* RECORDED DATA:
§

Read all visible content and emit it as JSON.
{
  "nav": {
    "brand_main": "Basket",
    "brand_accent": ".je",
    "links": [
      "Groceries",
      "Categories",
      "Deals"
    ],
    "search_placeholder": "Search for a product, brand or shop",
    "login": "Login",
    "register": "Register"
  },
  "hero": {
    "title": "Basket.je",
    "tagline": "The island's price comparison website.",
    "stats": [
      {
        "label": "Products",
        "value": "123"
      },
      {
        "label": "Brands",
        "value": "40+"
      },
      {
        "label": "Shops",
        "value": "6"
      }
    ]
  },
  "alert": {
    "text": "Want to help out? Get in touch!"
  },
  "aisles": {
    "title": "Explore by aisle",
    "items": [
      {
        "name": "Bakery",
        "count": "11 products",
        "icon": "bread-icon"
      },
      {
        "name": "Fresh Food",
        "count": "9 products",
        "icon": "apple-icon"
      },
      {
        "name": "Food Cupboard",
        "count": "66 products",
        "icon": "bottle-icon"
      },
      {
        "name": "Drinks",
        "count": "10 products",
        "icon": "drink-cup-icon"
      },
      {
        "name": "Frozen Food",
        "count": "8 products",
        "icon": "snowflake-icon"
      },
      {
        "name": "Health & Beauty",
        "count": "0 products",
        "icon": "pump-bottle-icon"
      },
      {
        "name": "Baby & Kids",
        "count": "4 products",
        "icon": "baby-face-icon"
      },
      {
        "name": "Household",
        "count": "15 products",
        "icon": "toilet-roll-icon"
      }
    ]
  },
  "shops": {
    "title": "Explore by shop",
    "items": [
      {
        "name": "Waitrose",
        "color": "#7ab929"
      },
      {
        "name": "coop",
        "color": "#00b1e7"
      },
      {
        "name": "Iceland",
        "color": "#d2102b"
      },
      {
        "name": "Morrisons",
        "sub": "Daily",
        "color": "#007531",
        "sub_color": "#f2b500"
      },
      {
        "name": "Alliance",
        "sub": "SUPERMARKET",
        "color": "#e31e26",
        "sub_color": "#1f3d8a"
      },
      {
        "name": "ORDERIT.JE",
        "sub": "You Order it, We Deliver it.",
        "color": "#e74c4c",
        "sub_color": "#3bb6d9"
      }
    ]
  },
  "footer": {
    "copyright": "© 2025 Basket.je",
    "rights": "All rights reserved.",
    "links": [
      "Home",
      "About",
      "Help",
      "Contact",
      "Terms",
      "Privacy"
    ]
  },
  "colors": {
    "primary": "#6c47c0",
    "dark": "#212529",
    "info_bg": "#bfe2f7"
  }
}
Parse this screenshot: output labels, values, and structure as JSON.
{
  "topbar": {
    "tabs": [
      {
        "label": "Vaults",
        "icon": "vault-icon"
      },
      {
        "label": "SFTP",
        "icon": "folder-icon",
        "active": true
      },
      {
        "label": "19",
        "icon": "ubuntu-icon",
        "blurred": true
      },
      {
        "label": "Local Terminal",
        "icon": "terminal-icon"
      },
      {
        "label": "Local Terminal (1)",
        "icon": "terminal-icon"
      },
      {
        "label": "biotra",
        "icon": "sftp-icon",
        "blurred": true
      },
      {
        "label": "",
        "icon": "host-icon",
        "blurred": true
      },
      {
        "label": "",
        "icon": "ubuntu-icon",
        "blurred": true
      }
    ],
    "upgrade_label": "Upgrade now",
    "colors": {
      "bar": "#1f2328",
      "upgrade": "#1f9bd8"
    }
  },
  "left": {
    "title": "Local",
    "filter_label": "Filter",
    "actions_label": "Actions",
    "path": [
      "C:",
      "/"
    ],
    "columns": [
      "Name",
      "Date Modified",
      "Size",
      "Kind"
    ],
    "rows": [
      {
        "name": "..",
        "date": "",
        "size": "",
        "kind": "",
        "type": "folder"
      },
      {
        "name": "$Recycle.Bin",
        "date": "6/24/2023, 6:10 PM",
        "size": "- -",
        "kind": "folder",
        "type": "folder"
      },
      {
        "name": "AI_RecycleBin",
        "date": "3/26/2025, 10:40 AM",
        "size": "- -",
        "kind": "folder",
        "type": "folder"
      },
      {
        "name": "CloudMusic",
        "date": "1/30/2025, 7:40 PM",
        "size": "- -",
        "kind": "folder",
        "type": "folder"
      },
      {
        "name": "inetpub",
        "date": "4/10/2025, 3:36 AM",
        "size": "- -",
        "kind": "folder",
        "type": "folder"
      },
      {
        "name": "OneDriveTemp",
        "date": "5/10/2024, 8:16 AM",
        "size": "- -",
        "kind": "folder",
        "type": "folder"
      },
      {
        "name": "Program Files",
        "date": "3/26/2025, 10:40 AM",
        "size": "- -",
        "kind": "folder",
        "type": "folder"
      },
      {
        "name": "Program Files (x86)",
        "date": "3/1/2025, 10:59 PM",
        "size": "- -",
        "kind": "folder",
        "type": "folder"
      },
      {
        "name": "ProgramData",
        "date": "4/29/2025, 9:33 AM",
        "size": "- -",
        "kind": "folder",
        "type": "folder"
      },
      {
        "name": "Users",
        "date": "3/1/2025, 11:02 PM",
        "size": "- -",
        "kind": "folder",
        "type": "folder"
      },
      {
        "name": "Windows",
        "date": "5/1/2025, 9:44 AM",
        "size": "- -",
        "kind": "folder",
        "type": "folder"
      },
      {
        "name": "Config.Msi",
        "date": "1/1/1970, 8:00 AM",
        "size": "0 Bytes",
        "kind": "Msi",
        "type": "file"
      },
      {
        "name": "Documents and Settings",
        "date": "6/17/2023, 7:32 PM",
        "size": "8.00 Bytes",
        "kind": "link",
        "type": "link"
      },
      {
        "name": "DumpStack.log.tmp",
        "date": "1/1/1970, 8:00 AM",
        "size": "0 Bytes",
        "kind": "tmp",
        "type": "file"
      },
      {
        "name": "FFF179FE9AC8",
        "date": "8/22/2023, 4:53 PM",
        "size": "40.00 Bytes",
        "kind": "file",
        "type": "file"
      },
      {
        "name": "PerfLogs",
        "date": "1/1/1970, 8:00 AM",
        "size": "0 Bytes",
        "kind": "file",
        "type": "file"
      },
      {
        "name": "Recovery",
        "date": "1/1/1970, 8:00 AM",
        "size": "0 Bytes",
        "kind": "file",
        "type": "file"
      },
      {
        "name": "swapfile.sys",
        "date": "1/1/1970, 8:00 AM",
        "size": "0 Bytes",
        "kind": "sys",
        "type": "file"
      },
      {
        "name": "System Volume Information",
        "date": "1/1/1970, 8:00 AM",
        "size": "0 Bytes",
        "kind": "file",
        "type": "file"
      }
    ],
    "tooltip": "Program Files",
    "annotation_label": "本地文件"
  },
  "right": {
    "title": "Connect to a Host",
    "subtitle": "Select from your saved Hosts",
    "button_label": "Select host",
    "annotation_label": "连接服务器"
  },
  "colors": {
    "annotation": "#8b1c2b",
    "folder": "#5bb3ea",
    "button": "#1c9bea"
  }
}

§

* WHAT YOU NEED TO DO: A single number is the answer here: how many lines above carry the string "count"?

* TASK SOLUTION: 8